How to avoid excessive employee turnover
In the U.S., about a third of workers have seriously considered quitting their job, according to an analysis from CNBC and Survey Monkey.
High employee turnover creates real hurdles for businesses who, on average, must replace more than a quarter of their workforce each year. That means spending time recruiting, hiring and training new faces, which results in money and productivity lost. Knowing your turnover rate can help you gauge how you’re doing and take steps to prevent excessive employee churn.
What is employee turnover?
Employee turnover refers to the number of workers who leave a company and are replaced with new workers. It can also be expressed as a percentage.
There are two types of employee turnover—voluntary and involuntary. Voluntary employee turnover signifies a situation in which workers choose to leave, as when they’ve gotten a better offer, or they don’t like what they’re doing. Involuntary turnover is when an employee is forced to leave, as when they’ve been fired or let go.
There’s also internal turnover, in which an employee leaves one job function and takes on another role within the same organization, but this generally isn’t considered a disadvantage.

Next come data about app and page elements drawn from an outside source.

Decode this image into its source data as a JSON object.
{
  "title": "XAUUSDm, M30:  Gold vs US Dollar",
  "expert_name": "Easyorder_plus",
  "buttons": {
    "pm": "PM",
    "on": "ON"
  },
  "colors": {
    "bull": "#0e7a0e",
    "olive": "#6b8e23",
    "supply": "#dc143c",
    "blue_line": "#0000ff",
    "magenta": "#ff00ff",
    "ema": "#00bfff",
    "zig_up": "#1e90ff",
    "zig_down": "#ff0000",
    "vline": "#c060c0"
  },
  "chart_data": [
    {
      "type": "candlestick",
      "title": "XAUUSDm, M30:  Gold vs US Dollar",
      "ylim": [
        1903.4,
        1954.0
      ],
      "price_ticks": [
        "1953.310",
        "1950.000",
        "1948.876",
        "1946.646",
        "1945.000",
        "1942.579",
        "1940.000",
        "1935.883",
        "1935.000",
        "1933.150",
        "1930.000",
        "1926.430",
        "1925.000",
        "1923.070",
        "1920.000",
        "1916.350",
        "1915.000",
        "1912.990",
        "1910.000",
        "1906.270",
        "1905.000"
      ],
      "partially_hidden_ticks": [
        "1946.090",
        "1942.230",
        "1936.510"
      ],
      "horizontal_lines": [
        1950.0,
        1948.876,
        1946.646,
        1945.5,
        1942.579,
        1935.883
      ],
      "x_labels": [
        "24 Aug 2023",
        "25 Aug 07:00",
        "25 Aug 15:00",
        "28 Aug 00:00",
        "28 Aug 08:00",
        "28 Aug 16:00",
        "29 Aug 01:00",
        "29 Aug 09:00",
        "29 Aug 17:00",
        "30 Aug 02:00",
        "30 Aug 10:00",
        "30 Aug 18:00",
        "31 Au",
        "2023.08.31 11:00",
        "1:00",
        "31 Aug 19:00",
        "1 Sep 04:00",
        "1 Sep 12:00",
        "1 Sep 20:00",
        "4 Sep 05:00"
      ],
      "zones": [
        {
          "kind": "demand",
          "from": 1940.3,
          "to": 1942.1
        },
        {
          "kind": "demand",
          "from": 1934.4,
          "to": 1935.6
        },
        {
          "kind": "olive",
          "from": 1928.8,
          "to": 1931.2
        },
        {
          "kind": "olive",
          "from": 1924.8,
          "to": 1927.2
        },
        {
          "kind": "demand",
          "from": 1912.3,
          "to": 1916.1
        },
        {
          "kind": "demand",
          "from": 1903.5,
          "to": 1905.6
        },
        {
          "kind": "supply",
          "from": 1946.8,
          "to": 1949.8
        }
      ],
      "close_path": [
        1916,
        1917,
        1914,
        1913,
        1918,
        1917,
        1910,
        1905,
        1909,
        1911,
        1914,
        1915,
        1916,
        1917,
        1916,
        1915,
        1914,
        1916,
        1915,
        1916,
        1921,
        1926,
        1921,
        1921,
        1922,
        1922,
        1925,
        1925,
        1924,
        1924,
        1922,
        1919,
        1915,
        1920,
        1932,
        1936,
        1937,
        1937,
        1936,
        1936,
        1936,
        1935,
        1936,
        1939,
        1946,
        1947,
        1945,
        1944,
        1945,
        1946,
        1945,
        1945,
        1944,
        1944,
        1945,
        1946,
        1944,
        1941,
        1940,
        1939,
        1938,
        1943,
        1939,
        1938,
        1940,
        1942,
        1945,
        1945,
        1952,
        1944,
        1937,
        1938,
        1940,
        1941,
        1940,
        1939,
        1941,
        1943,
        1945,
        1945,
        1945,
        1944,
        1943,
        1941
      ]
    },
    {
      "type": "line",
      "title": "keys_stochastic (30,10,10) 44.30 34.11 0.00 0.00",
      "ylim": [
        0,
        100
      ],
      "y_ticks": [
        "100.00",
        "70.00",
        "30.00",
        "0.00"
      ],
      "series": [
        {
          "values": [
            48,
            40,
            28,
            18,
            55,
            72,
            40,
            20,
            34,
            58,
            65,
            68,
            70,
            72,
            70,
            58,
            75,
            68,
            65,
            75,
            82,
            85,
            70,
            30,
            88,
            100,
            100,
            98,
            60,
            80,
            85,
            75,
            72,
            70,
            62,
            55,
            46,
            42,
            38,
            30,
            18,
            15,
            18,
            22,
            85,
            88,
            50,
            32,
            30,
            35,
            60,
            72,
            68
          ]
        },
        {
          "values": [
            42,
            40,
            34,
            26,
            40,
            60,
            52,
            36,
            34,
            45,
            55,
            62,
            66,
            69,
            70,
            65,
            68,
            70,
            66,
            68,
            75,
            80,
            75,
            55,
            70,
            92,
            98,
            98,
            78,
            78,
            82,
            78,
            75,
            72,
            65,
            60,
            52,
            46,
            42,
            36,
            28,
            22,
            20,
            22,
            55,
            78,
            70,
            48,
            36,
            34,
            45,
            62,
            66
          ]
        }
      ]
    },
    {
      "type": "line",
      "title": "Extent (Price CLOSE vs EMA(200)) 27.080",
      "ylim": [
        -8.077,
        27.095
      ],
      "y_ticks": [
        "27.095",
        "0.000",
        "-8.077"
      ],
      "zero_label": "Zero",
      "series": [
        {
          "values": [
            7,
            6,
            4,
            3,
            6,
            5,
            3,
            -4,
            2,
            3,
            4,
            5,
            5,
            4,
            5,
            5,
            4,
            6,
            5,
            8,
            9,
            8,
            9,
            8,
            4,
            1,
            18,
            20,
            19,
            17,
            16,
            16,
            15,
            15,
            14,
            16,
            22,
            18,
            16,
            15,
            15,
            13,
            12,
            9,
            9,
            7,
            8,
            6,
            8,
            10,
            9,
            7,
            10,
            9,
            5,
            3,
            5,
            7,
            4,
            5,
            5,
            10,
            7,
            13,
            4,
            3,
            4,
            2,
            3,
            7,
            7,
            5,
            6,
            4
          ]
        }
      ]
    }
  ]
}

Different industries have different rates of turnover, and what may seem high for one industry may be completely normal for another. Think, for instance, of turnover of restaurant staff versus turnover of workers at an accounting firm.
How do you calculate employee turnover?
The turnover rate calculation is a relatively easy one: Divide the number of employees who leave in a year by the average number of employees at the company, then multiply by 100 to get your percentage number. For instance, if 10 employees leave each year and there are 40 employees on the payroll, employee turnover at your company is 25%.
How to avoid excessive employee turnover
In general, employee turnover is hard on an organization. There may be a lag in productivity while a company works to find a replacement. It takes time and money to find, hire and train someone new for a position. And if too many people are leaving, it can affect employee morale.
To keep employee turnover to a minimum, try these strategies:
- Be thorough in your hiring process. Grabbing the first candidates who applies for the position isn’t the best way to make sure someone is there for the long haul. Be precise and candid in your job description and spend time during the interview process making sure it’s a fit for both parties—a great candidate who doesn’t mesh with your company culture will be quicker to bolt for the door.
- Keep pay competitive.If you’re paying less in salary or offering less in benefits than other players in your industry, you’re going to lose good talent to the companies that are ponying up. Take requests for raises and bonuses seriously, because it could indicate that your workers are feeling undercompensated.
- Be flexible.The overwhelming majority of professionals (96%) say they need flexibility at their jobs, but only 47% have it, according to a survey by analytics platform Werk. There are a myriad of ways to do this, from allowing employees to work unconventional hours to four-day weeks to telecommuting to a reduced workload. Find out what your employees want, and if it’s possible, give it to them.
- Recognize your employees’ good work.Workers who feel unappreciated are workers who will seek praise for their efforts elsewhere. If your employees are killing it, show them you’ve noticed and offer a reward.
- Encourage workers to develop themselves.No one likes to remain stagnant. Eventually, workers like to move onward and upward, so give them the opportunity to do that at your company, whether through professional training or promotional tracks.
- Create a great company culture.Don’t underestimate the value of respect, learning, inclusion and empathy in the workplace. Companies with a strong company culture see lower employee turnover numbers than those with lower company culture. Let your positive energy shine.
Find talent and keep it
Keeping your best employees can help you build a cohesive team and work culture. But some employee turnover is unavoidable. Need help filling a gap with new talent? Sign up for Monster Hiring Solutions to receive expert recruiting advice, information on the latest hiring trends, and more.